Among the various ankle injuries, the most common is an ankle sprain. Sprains occur when a ligament stretches (mildly, moderately or more severely) or breaks effectively tearing into two. Ligaments are connective tissues that keeps the joints from moving too far from each other and thus help to stabilize or control movement in the ankle joints. You may sprain your ankle when you accidentally twist or turn your ankle out of its normal range of motion. While it is most common in our favorite sports, something as simple as stepping on a tree root wrong or misjudging a sidewalk can cause us to sustain an ankle sprain.
Sometimes if you sprain the ligaments strongly, a small piece of bones can be pulled off where the ligament attaches. This is called an avulsion fracture. This is sometimes treated like a ligament injury but may also require more bracing support while healing to ensure that it heals properly. If you do have to restrict your ankle movement to heal an avulsion fracture, then you can develop stiffness in your ankle after being
immobilized. This definitely could be helped with physiotherapy treatment.
Tendon Injury - Achilles Tendonitis & Rupture
The Achilles tendon is located in our ankles and is the largest tendon in the body. Primarily, it
connects the calf muscles to the heel bones. The Achilles tendon may be injured by excessive
and unguided exercise or by sudden trauma, resulting in Achilles tendonitis.
If you leave Achilles tendonitis unattended, you may make yourself prone to a worse injury,
such as an Achilles rupture or more significant Achilles’ tendon tear. If you have ruptured your
Achilles’ tendon, which may require surgical repair or some can also be treated non surgically.
You can have other tendon injuries in the foot and ankle, such as the tibialis posterior tendon or
the peroneal tendons. These are less common but do occur and are largely resolve with
treatment and exercise.
When we sustain an ankle injury our bones can also get injured, just like we can injure
ligaments, tendons and muscles. If one or more of the ankle bones break, an ankle fracture

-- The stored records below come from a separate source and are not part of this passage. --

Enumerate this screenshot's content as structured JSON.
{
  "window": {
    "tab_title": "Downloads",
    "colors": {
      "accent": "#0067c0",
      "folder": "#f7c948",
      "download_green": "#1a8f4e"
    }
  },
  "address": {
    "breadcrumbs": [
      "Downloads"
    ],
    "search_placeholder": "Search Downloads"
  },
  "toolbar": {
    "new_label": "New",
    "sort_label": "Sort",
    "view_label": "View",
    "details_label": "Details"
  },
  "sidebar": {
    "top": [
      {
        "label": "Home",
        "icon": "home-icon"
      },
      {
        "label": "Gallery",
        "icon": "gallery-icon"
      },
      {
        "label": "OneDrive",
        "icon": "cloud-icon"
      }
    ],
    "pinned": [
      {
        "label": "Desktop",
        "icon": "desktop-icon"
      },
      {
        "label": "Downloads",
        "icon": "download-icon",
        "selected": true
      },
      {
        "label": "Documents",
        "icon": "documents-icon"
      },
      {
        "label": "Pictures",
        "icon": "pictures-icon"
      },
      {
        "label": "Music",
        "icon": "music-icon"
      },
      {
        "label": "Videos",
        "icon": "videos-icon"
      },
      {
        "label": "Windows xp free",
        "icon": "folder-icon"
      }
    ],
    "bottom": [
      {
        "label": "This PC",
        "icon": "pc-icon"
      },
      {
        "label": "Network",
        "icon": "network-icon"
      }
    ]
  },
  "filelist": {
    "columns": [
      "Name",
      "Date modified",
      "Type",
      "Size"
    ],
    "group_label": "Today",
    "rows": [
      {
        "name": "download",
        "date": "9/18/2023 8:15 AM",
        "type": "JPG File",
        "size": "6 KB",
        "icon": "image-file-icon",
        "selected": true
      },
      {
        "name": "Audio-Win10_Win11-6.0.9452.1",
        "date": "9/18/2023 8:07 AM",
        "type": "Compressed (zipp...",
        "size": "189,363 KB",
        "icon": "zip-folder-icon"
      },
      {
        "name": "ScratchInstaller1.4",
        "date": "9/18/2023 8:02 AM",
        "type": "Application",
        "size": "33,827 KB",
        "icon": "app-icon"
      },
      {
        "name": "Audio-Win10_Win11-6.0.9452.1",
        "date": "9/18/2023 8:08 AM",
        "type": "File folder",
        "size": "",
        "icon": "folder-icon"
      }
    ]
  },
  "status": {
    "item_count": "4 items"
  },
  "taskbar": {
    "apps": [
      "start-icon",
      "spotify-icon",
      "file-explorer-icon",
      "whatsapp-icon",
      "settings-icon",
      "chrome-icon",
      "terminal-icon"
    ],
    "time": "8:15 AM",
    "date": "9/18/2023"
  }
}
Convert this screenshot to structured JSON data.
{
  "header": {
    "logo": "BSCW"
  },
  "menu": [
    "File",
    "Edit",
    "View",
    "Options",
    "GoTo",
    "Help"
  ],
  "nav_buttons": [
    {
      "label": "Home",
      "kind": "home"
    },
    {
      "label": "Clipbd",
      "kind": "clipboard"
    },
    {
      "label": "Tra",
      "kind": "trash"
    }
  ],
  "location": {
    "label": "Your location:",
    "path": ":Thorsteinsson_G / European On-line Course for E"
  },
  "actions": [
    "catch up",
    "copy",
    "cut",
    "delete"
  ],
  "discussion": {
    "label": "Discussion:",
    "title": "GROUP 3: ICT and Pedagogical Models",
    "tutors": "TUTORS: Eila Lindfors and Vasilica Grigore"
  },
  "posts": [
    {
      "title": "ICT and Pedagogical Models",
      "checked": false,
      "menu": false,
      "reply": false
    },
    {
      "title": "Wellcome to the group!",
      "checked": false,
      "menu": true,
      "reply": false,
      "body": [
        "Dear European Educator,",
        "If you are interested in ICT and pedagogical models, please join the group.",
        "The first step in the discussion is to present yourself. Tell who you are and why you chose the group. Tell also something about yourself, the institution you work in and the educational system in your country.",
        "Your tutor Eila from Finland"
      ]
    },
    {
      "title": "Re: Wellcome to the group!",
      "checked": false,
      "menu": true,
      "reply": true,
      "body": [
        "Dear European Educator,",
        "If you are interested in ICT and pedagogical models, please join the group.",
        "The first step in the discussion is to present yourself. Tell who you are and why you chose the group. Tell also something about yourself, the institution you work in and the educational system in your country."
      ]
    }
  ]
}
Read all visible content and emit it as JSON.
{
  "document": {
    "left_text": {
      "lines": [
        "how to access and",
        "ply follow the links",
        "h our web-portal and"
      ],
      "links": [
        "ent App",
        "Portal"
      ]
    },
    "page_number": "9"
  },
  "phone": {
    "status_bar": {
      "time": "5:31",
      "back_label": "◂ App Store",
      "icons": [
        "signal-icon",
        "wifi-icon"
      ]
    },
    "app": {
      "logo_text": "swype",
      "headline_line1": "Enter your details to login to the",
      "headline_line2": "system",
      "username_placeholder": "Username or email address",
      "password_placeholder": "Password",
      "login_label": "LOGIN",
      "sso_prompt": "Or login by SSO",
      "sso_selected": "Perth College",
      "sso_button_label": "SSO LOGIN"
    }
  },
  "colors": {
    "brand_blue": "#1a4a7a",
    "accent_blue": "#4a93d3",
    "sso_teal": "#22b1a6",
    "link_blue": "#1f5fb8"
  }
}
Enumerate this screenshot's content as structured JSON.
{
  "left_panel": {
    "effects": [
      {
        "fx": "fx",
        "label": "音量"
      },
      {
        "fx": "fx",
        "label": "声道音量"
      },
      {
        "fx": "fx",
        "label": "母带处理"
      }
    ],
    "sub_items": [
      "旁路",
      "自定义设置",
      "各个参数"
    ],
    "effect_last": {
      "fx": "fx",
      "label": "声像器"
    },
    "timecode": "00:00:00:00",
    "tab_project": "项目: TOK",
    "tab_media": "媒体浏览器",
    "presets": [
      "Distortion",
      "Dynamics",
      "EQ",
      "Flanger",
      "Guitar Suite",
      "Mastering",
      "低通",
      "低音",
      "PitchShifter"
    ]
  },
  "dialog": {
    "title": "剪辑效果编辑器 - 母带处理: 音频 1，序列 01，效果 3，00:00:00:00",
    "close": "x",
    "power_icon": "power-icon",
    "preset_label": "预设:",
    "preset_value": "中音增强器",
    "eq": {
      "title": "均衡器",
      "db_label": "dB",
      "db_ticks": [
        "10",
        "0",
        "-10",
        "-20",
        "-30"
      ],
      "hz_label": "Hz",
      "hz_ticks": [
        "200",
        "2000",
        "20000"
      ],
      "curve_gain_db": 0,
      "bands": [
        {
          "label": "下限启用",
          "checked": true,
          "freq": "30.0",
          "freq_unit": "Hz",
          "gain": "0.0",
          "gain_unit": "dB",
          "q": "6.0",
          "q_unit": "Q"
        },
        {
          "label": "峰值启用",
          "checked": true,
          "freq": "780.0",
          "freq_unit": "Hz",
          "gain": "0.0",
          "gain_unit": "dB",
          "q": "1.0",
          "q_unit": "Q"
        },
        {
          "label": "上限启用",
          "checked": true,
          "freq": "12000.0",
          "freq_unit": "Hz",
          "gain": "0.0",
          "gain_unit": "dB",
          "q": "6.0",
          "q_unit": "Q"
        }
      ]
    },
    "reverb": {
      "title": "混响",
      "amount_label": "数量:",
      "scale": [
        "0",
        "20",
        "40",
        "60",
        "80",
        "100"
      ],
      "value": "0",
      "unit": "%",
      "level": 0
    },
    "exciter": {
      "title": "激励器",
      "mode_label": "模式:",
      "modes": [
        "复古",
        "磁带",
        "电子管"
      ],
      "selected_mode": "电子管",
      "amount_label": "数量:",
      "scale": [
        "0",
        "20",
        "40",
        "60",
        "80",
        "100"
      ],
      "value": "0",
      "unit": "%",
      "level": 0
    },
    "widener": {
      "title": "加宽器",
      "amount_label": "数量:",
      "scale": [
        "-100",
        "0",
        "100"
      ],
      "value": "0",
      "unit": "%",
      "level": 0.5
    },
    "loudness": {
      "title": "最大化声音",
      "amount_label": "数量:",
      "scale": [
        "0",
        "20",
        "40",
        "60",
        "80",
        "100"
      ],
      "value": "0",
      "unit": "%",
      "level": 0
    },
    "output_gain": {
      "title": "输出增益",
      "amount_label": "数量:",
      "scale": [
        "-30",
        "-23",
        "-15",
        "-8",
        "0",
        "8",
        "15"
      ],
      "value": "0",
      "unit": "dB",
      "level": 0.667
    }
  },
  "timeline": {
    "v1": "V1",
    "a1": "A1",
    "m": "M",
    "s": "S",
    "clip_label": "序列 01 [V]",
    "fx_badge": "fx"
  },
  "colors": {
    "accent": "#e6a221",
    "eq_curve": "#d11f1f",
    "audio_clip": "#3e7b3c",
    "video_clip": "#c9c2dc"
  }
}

occurs and this can occur in conjunction with a torn ligament, as noted above. Similar to the
other ankle injuries, ankle fractures are usually due to sudden rotational movements, such as
twisting or rolling the ankle, or direct trauma.
Other types of bone injuries are stress fractures.
Stress fractures are caused by repetitive stress or trauma to the ankles over time and are often
caused by poor movement patterns or altered alignment of the hours in the foot and ankle
leading to too much stress occurring in one part of the foot ankle. Stress fractures are seen
more commonly on the mid foot more than the ankle joints themselves. Other causes of stress
fracture can be Introducing a new strenuous activity to ones fitness regime or overdoing it in an
already existing activity.
Ankle Cartilage Injuries
When someone injures the ankle by sustaining a sprain then can sometimes also sustain an injury to the underlying articulate cartilage which lines the surfaces of the joint. When we “go over” on our ankle, the cartilage can get pinched and suffer from an impact force to the
cartilage inside the joint which results in an injury like a bruise – sometimes called a bone bruise or cartilage bruise. If someone sustained an injury such as this, they could also have sustained an osteochondral lesion injury which is a more severe impact injury to the
cartilage. There are varying degrees of this type of injury
from mild to more severe.
These types of injuries tend to include more swelling in the joint and a slower recovery overall. The more severe osteochondral injuries can sometimes require surgery.
Our of the above common ankle injuries we mentioned, ankle arthritis is a longer-term
condition that slowly progresses over time. Unlike other forms of arthritis, ankle arthritis is rare;
nonetheless, the condition poses a significant challenge to mobility.
Arthritis is a degenerative disease that affects the joints, causing pain, swelling, deformity and immobility. The articular cartilage tends to wear down over time with load. The type of arthritis that occurs at the ankle can be classified based on is causes.